On Lenten repentin': Actions speak louder than words.
"Say you're sorry to Timmy."
"You don't sound sorry."
It wasn't until I was living in West Africa as a young adult that I first learned to ask for forgiveness. I had grown up, being instructed to "say sorry," to apologize for the things I said or did that offended. How unsatisfying these apologies were! It rarely sounded or felt sincere, and it always felt inadequate, one-sided. It didn't feel like anything really changed, because it was one-sided.
During my Peace Corps stay in the Ivory Coast, I had several circles of friends, circles that didn't easily overlap. One night, I lied to my Ivorian friend and went to my French friend's party. It was a betrayal, and my slight discomfort turned to deep shame the next day when I confronted the hurt in her eyes. "Sorry" wasn't working, and I was distressed at the brokenness I had caused. In answer to my distress, another friend in the circle told me that the Ivorian way was to ask for forgiveness. Asking for forgiveness was so different from making an apology. I had to articulate what I had done to offend, a soul-searching process, and make myself vulnerable by asking her to forgive me. I felt nervous. The asking and the granting not only repaired the hurt, they made our relationship stronger. I was mindful of my actions in a way that "sorry" had never provoked. It was so much bigger and more satisfying than simply apologizing.
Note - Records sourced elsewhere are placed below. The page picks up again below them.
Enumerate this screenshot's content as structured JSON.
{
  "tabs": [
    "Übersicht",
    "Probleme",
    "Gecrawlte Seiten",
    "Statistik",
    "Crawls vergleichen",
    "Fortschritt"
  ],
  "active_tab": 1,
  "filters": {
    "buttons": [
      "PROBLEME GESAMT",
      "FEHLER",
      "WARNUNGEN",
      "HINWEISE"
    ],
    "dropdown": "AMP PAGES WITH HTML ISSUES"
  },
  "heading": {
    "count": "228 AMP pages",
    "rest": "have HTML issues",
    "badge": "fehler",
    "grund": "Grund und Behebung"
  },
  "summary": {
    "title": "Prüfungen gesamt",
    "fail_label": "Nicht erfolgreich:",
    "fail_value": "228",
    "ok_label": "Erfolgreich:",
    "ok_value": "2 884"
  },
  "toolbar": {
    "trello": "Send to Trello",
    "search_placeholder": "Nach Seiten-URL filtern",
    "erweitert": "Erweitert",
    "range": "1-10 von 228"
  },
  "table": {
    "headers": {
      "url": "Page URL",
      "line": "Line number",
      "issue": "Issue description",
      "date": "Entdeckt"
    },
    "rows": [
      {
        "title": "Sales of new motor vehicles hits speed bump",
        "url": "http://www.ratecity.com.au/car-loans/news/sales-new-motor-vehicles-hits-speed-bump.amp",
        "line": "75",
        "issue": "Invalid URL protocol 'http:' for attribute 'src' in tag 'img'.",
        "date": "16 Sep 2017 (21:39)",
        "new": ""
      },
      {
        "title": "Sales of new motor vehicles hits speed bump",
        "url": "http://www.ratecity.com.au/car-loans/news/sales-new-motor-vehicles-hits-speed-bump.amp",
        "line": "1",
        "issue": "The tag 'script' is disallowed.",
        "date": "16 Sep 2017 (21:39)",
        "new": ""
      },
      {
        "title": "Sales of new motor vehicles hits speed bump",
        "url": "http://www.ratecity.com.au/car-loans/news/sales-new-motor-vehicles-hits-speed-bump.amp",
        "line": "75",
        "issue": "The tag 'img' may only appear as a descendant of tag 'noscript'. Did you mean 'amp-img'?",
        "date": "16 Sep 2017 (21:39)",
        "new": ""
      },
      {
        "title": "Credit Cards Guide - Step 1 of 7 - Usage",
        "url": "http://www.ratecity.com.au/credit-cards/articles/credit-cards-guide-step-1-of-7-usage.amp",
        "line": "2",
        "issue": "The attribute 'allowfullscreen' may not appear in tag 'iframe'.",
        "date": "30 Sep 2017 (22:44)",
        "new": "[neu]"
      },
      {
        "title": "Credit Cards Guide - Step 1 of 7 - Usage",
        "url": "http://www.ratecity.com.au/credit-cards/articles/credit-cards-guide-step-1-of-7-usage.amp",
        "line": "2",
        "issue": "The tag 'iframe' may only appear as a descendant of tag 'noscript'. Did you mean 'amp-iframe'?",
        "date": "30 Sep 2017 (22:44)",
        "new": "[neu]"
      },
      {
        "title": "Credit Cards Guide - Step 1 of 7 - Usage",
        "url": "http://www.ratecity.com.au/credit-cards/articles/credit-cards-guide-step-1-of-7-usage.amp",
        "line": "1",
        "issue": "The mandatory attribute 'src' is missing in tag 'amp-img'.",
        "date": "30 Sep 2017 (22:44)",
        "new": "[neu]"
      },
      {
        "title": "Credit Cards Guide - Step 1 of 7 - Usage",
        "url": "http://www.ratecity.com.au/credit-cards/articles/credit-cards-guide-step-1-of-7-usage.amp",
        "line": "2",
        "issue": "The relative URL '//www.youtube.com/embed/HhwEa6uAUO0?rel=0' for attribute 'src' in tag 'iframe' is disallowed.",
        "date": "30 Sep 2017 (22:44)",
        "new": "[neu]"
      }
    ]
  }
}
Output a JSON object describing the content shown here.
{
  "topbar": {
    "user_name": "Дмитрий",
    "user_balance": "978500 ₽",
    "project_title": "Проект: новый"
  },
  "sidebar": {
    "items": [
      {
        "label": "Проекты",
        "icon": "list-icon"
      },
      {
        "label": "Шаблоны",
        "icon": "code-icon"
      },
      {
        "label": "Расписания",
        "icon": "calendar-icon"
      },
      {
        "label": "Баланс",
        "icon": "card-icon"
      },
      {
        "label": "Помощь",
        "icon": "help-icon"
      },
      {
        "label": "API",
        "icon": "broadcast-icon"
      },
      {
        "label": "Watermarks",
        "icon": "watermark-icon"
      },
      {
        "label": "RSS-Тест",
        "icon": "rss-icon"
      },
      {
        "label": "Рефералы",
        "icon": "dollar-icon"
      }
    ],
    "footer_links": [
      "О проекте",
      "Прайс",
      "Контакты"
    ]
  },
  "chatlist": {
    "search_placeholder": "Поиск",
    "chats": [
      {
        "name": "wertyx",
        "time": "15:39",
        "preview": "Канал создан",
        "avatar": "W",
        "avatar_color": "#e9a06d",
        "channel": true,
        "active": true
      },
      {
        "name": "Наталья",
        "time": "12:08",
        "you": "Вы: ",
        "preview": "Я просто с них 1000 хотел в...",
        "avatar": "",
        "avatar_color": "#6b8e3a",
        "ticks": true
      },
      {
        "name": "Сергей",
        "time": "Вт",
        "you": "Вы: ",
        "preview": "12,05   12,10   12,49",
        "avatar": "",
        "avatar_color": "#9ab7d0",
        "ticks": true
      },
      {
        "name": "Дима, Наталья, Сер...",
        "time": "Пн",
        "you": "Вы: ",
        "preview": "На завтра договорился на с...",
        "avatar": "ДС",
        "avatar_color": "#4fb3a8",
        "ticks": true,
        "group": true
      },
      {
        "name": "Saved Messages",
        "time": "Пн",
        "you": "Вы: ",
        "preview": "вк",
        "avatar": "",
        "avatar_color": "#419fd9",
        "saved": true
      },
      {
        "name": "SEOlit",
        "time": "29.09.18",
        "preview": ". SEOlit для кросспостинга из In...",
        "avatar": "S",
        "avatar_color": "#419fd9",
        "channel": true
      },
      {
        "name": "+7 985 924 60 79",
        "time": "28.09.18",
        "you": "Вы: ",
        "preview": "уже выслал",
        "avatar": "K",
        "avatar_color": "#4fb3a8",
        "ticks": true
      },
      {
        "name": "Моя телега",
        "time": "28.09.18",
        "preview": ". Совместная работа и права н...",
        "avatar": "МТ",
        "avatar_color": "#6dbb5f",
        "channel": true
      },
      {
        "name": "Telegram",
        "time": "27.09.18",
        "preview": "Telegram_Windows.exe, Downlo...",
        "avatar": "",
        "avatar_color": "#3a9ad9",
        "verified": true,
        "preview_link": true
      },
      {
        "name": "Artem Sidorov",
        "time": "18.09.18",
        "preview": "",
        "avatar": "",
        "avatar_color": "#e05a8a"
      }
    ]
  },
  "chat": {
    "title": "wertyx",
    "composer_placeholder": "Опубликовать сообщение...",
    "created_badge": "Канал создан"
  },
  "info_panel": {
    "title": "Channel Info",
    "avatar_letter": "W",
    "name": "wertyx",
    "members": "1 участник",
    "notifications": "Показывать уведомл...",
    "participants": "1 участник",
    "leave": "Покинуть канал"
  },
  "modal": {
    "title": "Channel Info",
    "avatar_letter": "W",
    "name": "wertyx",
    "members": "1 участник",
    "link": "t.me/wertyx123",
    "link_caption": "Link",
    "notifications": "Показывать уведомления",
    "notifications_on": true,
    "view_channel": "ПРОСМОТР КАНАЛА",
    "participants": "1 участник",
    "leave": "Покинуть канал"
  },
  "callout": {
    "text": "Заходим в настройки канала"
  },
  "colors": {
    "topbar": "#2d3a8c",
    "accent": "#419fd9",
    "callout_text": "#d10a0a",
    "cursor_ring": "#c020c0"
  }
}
Lent calls us to recognize the ways in which we have grown apart from each other and from God, and to change our lives to make these relationships right, better than before.
- Pam Bronder-Giroux, social studies teacher at the Prep, is currently on leave caring for her mom. She is grateful for the support of the Prep community in this journey.